## Exercise requirements
Give back each line of the data exactly as it reads, minus the pictures.
════════════════
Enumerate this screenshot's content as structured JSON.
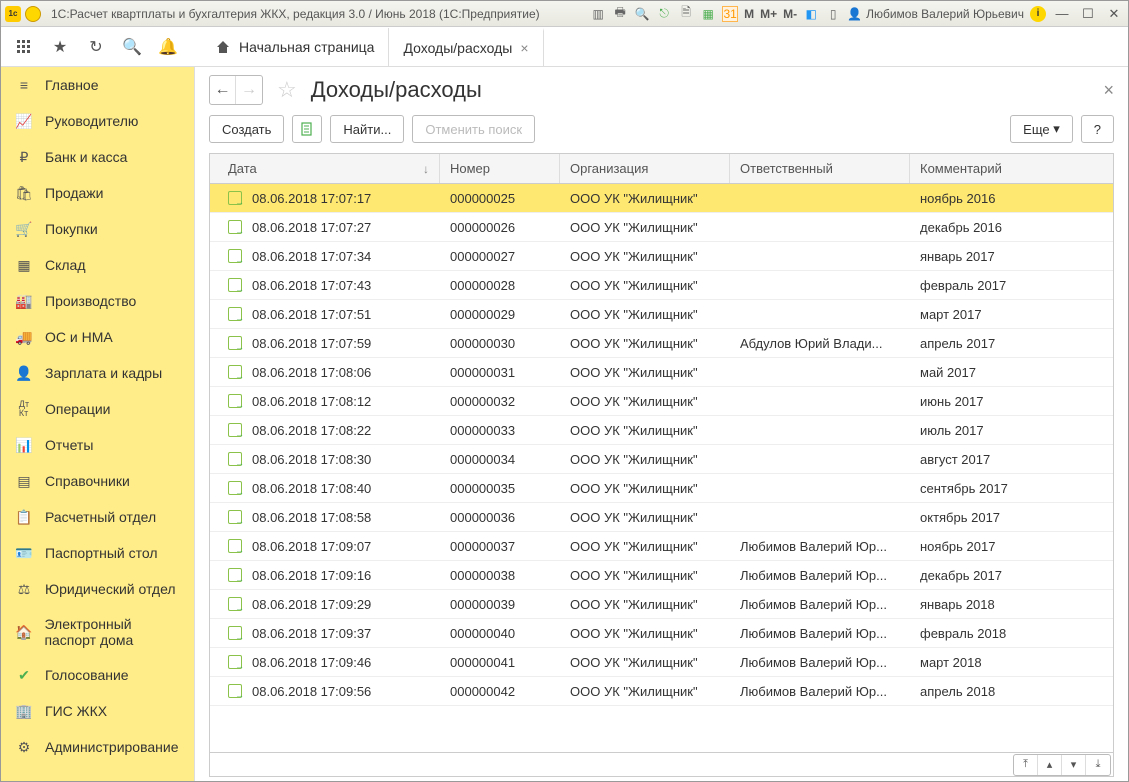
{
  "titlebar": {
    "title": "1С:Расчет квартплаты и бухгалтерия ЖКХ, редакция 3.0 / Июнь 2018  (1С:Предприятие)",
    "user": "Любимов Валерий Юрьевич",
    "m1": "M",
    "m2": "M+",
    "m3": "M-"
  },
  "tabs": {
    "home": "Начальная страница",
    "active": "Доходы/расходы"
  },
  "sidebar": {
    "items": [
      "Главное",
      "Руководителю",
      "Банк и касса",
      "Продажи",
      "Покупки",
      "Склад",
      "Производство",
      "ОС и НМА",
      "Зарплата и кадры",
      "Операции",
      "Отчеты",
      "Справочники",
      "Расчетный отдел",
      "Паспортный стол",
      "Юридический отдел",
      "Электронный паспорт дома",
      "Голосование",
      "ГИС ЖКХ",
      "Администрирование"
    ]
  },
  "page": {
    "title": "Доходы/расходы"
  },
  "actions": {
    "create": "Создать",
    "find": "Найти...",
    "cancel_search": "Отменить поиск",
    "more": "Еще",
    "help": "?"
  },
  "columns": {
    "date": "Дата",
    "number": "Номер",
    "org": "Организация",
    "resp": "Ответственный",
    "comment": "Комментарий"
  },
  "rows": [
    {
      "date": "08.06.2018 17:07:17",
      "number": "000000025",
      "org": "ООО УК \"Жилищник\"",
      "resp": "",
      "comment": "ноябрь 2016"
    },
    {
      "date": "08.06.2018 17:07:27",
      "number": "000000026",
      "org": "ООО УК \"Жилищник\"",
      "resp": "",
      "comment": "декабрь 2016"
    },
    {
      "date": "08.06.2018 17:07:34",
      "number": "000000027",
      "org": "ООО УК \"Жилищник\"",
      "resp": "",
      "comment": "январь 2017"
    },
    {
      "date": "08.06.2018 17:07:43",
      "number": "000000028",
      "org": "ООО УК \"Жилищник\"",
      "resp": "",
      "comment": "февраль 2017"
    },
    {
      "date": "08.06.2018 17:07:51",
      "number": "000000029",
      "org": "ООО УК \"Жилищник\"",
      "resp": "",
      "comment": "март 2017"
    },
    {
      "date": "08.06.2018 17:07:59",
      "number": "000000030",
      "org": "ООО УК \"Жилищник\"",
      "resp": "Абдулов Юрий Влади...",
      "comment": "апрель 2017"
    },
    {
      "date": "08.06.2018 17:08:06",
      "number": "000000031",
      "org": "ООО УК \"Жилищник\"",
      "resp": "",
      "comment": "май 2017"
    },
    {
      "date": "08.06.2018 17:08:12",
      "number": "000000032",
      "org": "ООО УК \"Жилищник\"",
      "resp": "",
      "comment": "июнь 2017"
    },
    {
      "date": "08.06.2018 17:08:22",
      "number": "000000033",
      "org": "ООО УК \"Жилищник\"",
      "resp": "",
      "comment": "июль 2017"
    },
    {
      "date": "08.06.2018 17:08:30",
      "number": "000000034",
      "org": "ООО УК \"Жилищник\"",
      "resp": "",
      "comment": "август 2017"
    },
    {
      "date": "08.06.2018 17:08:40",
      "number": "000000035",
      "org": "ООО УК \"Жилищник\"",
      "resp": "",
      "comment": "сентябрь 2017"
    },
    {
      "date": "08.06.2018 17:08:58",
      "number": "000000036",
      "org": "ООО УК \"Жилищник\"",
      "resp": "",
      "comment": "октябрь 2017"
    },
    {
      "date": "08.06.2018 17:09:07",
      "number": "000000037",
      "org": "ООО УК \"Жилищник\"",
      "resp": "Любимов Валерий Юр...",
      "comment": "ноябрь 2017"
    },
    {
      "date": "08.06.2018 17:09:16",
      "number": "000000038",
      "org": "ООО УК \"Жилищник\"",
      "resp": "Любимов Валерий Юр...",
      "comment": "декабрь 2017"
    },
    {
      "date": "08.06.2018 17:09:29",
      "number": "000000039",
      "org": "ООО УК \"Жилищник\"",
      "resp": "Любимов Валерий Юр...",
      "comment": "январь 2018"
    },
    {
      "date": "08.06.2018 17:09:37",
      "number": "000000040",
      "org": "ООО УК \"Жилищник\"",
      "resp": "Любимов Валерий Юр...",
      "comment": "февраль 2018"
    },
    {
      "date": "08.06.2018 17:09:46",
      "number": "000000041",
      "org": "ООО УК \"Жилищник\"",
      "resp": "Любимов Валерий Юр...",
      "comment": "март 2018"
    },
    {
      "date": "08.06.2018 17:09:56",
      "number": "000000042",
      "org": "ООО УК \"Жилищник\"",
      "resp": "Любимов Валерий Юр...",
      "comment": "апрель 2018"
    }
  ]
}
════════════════
## Result of this task
Enumerate this screenshot's content as structured JSON.
{
  "titlebar": {
    "title": "1С:Расчет квартплаты и бухгалтерия ЖКХ, редакция 3.0 / Июнь 2018  (1С:Предприятие)",
    "user": "Любимов Валерий Юрьевич",
    "m1": "M",
    "m2": "M+",
    "m3": "M-"
  },
  "tabs": {
    "home": "Начальная страница",
    "active": "Доходы/расходы"
  },
  "sidebar": {
    "items": [
      "Главное",
      "Руководителю",
      "Банк и касса",
      "Продажи",
      "Покупки",
      "Склад",
      "Производство",
      "ОС и НМА",
      "Зарплата и кадры",
      "Операции",
      "Отчеты",
      "Справочники",
      "Расчетный отдел",
      "Паспортный стол",
      "Юридический отдел",
      "Электронный паспорт дома",
      "Голосование",
      "ГИС ЖКХ",
      "Администрирование"
    ]
  },
  "page": {
    "title": "Доходы/расходы"
  },
  "actions": {
    "create": "Создать",
    "find": "Найти...",
    "cancel_search": "Отменить поиск",
    "more": "Еще",
    "help": "?"
  },
  "columns": {
    "date": "Дата",
    "number": "Номер",
    "org": "Организация",
    "resp": "Ответственный",
    "comment": "Комментарий"
  },
  "rows": [
    {
      "date": "08.06.2018 17:07:17",
      "number": "000000025",
      "org": "ООО УК \"Жилищник\"",
      "resp": "",
      "comment": "ноябрь 2016"
    },
    {
      "date": "08.06.2018 17:07:27",
      "number": "000000026",
      "org": "ООО УК \"Жилищник\"",
      "resp": "",
      "comment": "декабрь 2016"
    },
    {
      "date": "08.06.2018 17:07:34",
      "number": "000000027",
      "org": "ООО УК \"Жилищник\"",
      "resp": "",
      "comment": "январь 2017"
    },
    {
      "date": "08.06.2018 17:07:43",
      "number": "000000028",
      "org": "ООО УК \"Жилищник\"",
      "resp": "",
      "comment": "февраль 2017"
    },
    {
      "date": "08.06.2018 17:07:51",
      "number": "000000029",
      "org": "ООО УК \"Жилищник\"",
      "resp": "",
      "comment": "март 2017"
    },
    {
      "date": "08.06.2018 17:07:59",
      "number": "000000030",
      "org": "ООО УК \"Жилищник\"",
      "resp": "Абдулов Юрий Влади...",
      "comment": "апрель 2017"
    },
    {
      "date": "08.06.2018 17:08:06",
      "number": "000000031",
      "org": "ООО УК \"Жилищник\"",
      "resp": "",
      "comment": "май 2017"
    },
    {
      "date": "08.06.2018 17:08:12",
      "number": "000000032",
      "org": "ООО УК \"Жилищник\"",
      "resp": "",
      "comment": "июнь 2017"
    },
    {
      "date": "08.06.2018 17:08:22",
      "number": "000000033",
      "org": "ООО УК \"Жилищник\"",
      "resp": "",
      "comment": "июль 2017"
    },
    {
      "date": "08.06.2018 17:08:30",
      "number": "000000034",
      "org": "ООО УК \"Жилищник\"",
      "resp": "",
      "comment": "август 2017"
    },
    {
      "date": "08.06.2018 17:08:40",
      "number": "000000035",
      "org": "ООО УК \"Жилищник\"",
      "resp": "",
      "comment": "сентябрь 2017"
    },
    {
      "date": "08.06.2018 17:08:58",
      "number": "000000036",
      "org": "ООО УК \"Жилищник\"",
      "resp": "",
      "comment": "октябрь 2017"
    },
    {
      "date": "08.06.2018 17:09:07",
      "number": "000000037",
      "org": "ООО УК \"Жилищник\"",
      "resp": "Любимов Валерий Юр...",
      "comment": "ноябрь 2017"
    },
    {
      "date": "08.06.2018 17:09:16",
      "number": "000000038",
      "org": "ООО УК \"Жилищник\"",
      "resp": "Любимов Валерий Юр...",
      "comment": "декабрь 2017"
    },
    {
      "date": "08.06.2018 17:09:29",
      "number": "000000039",
      "org": "ООО УК \"Жилищник\"",
      "resp": "Любимов Валерий Юр...",
      "comment": "январь 2018"
    },
    {
      "date": "08.06.2018 17:09:37",
      "number": "000000040",
      "org": "ООО УК \"Жилищник\"",
      "resp": "Любимов Валерий Юр...",
      "comment": "февраль 2018"
    },
    {
      "date": "08.06.2018 17:09:46",
      "number": "000000041",
      "org": "ООО УК \"Жилищник\"",
      "resp": "Любимов Валерий Юр...",
      "comment": "март 2018"
    },
    {
      "date": "08.06.2018 17:09:56",
      "number": "000000042",
      "org": "ООО УК \"Жилищник\"",
      "resp": "Любимов Валерий Юр...",
      "comment": "апрель 2018"
    }
  ]
}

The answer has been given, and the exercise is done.